#### Records to use ####

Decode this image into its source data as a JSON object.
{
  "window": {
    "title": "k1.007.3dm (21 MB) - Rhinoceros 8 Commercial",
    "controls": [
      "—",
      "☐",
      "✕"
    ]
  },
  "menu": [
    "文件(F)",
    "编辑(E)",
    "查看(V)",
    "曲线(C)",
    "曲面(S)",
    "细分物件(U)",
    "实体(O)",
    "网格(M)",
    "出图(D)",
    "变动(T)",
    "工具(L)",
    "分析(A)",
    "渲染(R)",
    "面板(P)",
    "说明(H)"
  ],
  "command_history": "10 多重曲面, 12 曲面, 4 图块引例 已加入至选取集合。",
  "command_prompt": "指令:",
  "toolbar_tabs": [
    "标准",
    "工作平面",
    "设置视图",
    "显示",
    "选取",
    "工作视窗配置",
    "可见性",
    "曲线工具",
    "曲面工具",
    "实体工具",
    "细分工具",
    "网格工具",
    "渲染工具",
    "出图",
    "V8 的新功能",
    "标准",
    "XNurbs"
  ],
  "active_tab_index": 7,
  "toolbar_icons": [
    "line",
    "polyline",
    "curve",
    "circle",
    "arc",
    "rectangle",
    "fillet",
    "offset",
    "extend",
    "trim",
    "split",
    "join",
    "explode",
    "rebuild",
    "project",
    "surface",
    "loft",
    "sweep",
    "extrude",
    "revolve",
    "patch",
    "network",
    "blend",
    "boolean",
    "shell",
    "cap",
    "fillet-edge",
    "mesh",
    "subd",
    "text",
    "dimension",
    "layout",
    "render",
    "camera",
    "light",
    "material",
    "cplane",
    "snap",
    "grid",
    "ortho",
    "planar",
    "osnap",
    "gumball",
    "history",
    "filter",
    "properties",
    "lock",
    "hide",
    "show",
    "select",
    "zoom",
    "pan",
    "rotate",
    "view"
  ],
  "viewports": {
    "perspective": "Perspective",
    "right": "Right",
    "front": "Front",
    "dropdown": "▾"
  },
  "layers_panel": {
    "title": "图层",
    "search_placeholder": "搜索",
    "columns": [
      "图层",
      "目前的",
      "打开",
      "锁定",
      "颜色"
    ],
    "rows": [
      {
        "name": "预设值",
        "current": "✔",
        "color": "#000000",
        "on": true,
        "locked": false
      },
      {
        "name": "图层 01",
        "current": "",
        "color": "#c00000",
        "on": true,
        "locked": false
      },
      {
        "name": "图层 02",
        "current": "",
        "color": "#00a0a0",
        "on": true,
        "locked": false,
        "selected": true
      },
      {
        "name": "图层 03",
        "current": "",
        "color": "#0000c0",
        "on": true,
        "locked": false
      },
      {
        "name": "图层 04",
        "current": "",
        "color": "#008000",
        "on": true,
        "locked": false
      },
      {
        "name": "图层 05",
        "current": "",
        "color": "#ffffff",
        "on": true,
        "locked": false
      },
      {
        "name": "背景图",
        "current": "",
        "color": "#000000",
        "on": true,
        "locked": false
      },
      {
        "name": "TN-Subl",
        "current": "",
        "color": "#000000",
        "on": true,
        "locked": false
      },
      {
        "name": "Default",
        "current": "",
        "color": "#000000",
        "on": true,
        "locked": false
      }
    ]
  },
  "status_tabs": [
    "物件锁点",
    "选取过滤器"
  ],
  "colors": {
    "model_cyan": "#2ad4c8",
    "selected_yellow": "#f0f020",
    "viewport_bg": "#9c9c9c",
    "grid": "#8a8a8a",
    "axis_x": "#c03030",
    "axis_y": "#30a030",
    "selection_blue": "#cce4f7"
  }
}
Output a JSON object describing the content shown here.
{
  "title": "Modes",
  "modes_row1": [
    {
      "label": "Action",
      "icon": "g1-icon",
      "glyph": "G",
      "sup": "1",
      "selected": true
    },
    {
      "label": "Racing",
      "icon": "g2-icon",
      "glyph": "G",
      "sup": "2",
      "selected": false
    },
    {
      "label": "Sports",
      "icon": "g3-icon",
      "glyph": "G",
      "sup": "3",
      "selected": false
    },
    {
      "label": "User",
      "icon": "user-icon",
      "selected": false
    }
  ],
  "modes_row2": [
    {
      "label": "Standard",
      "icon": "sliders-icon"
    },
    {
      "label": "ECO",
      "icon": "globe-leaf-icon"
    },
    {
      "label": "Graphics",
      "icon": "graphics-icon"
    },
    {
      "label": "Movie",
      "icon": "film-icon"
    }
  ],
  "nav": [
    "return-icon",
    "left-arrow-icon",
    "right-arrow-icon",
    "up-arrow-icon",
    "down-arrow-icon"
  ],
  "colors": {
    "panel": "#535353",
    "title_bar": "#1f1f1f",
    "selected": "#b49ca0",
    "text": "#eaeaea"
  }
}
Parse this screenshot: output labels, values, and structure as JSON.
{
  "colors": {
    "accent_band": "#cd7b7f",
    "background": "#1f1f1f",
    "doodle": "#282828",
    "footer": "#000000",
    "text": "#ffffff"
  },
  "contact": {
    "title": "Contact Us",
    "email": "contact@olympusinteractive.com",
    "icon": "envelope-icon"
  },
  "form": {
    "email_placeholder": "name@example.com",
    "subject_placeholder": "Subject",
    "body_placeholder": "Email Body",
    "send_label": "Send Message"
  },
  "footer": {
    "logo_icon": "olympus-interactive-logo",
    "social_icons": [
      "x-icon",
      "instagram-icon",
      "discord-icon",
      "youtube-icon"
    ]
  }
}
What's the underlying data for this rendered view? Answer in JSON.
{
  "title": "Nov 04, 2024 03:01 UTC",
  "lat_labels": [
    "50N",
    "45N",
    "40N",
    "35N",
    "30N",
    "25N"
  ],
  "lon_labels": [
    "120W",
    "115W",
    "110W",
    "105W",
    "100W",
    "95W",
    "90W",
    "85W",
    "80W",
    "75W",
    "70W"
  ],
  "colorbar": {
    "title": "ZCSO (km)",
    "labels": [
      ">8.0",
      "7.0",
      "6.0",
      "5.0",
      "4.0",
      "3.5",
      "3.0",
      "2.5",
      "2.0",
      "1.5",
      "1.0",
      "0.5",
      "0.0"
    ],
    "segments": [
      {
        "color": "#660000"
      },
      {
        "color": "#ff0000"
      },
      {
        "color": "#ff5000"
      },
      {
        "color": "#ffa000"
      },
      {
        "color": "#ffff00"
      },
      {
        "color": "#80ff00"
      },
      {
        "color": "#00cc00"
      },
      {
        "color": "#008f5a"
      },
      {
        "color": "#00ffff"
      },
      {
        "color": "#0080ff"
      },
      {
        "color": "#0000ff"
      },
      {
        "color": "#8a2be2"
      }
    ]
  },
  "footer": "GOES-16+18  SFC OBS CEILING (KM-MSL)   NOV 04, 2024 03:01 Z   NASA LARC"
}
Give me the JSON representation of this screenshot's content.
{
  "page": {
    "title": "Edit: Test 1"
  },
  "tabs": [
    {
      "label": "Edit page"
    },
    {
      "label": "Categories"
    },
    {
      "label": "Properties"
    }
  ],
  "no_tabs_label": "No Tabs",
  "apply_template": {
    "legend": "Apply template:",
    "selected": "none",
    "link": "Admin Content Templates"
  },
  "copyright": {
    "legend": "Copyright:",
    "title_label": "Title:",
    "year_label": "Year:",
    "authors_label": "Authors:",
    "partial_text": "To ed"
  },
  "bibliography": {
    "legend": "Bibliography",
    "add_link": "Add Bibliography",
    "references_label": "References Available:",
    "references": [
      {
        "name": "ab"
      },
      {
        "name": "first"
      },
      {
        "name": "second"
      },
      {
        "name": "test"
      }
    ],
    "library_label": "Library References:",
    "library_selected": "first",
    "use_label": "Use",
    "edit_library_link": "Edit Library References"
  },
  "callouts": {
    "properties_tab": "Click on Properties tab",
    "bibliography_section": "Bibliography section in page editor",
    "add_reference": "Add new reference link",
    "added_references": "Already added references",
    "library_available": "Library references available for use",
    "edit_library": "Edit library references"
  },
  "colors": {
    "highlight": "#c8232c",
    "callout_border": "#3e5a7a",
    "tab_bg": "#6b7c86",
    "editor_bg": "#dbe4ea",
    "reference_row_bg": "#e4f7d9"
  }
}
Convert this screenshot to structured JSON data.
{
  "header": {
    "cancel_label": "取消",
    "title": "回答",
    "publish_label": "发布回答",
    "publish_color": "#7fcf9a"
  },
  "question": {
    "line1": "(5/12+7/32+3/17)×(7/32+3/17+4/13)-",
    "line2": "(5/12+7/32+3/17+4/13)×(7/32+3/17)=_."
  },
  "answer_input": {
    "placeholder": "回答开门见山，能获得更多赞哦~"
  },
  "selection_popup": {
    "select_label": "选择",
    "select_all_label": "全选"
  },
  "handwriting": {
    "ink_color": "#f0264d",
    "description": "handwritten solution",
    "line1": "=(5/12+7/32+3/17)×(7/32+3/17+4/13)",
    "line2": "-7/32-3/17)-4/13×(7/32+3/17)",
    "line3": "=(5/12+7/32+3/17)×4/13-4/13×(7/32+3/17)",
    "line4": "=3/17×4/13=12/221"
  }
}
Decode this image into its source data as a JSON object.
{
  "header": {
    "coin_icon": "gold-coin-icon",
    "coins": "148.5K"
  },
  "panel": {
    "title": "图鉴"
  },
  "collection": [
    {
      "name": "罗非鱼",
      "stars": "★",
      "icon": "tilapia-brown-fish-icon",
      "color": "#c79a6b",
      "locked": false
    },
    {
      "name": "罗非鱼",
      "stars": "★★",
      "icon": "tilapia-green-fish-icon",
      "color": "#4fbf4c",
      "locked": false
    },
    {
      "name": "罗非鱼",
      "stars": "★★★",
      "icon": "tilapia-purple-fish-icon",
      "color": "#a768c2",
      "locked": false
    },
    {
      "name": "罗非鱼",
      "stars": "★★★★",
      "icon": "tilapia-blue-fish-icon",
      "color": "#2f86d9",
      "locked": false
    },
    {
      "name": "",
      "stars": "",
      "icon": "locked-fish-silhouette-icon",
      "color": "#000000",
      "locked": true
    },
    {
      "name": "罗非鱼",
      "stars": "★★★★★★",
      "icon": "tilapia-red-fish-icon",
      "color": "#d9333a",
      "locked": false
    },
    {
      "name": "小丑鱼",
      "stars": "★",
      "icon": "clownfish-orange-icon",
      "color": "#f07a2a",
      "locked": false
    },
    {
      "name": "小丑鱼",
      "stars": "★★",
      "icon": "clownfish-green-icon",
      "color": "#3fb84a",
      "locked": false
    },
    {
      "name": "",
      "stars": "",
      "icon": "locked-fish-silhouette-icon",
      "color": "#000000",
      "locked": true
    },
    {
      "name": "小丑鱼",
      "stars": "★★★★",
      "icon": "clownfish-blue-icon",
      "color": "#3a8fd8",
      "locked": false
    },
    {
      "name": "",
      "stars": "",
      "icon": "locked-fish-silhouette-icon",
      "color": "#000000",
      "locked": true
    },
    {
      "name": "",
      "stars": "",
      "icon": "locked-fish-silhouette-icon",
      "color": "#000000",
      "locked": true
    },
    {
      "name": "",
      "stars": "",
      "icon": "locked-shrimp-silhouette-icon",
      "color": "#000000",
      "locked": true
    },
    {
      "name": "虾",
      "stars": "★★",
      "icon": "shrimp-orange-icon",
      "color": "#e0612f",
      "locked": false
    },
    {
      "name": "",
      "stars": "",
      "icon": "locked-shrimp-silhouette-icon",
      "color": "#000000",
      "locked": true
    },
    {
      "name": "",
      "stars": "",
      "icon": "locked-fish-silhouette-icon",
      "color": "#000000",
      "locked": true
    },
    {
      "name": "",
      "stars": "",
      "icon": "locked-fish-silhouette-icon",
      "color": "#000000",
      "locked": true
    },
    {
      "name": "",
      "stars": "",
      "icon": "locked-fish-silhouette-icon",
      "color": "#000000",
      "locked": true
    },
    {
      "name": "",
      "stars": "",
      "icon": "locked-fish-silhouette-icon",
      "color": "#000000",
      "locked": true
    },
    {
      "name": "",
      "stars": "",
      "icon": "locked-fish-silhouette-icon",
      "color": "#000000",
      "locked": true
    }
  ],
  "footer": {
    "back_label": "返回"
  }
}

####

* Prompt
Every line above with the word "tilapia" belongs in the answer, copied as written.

* Exercise response
      "icon": "tilapia-brown-fish-icon",
      "icon": "tilapia-green-fish-icon",
      "icon": "tilapia-purple-fish-icon",
      "icon": "tilapia-blue-fish-icon",
      "icon": "tilapia-red-fish-icon",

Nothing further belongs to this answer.